— Work request —
Nothing but the pictures is dropped; write out all the remaining data below exactly.

(Interface dataset entries)

----------

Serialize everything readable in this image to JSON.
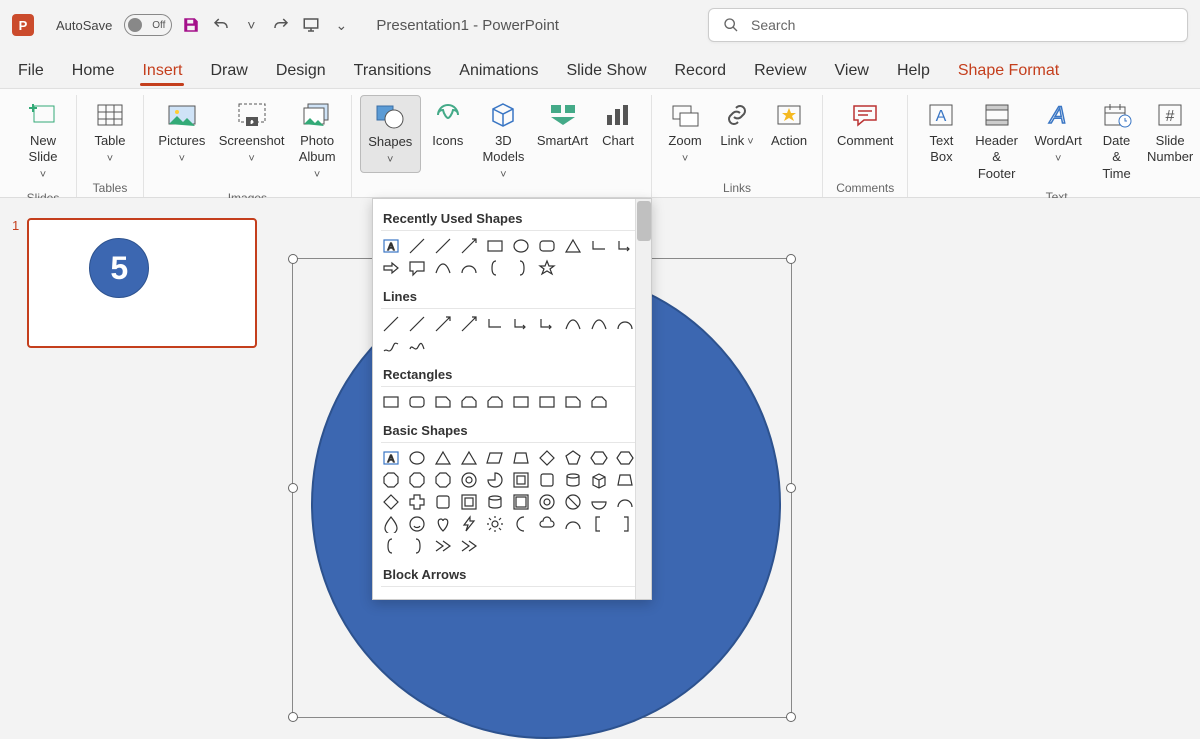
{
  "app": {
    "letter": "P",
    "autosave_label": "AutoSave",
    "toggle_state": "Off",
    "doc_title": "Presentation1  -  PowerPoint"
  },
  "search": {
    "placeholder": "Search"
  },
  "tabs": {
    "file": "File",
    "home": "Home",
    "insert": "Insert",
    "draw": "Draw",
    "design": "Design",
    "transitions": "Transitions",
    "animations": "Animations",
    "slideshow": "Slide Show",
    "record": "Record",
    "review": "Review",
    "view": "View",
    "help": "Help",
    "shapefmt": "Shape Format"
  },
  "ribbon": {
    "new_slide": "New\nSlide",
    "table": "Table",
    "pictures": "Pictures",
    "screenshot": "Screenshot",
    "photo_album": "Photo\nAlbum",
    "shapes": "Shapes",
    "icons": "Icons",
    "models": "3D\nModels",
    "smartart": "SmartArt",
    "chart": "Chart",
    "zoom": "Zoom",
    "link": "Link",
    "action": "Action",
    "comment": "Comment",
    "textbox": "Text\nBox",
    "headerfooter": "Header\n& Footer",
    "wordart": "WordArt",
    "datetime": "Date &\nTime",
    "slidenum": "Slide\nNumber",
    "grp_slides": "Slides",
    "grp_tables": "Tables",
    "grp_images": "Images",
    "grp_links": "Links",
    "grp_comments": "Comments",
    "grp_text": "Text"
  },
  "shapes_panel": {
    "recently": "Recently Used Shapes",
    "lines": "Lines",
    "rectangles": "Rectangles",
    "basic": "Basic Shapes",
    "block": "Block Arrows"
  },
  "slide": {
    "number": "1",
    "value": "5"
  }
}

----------

— Response below —
Serialize everything readable in this image to JSON.
{
  "app": {
    "letter": "P",
    "autosave_label": "AutoSave",
    "toggle_state": "Off",
    "doc_title": "Presentation1  -  PowerPoint"
  },
  "search": {
    "placeholder": "Search"
  },
  "tabs": {
    "file": "File",
    "home": "Home",
    "insert": "Insert",
    "draw": "Draw",
    "design": "Design",
    "transitions": "Transitions",
    "animations": "Animations",
    "slideshow": "Slide Show",
    "record": "Record",
    "review": "Review",
    "view": "View",
    "help": "Help",
    "shapefmt": "Shape Format"
  },
  "ribbon": {
    "new_slide": "New\nSlide",
    "table": "Table",
    "pictures": "Pictures",
    "screenshot": "Screenshot",
    "photo_album": "Photo\nAlbum",
    "shapes": "Shapes",
    "icons": "Icons",
    "models": "3D\nModels",
    "smartart": "SmartArt",
    "chart": "Chart",
    "zoom": "Zoom",
    "link": "Link",
    "action": "Action",
    "comment": "Comment",
    "textbox": "Text\nBox",
    "headerfooter": "Header\n& Footer",
    "wordart": "WordArt",
    "datetime": "Date &\nTime",
    "slidenum": "Slide\nNumber",
    "grp_slides": "Slides",
    "grp_tables": "Tables",
    "grp_images": "Images",
    "grp_links": "Links",
    "grp_comments": "Comments",
    "grp_text": "Text"
  },
  "shapes_panel": {
    "recently": "Recently Used Shapes",
    "lines": "Lines",
    "rectangles": "Rectangles",
    "basic": "Basic Shapes",
    "block": "Block Arrows"
  },
  "slide": {
    "number": "1",
    "value": "5"
  }
}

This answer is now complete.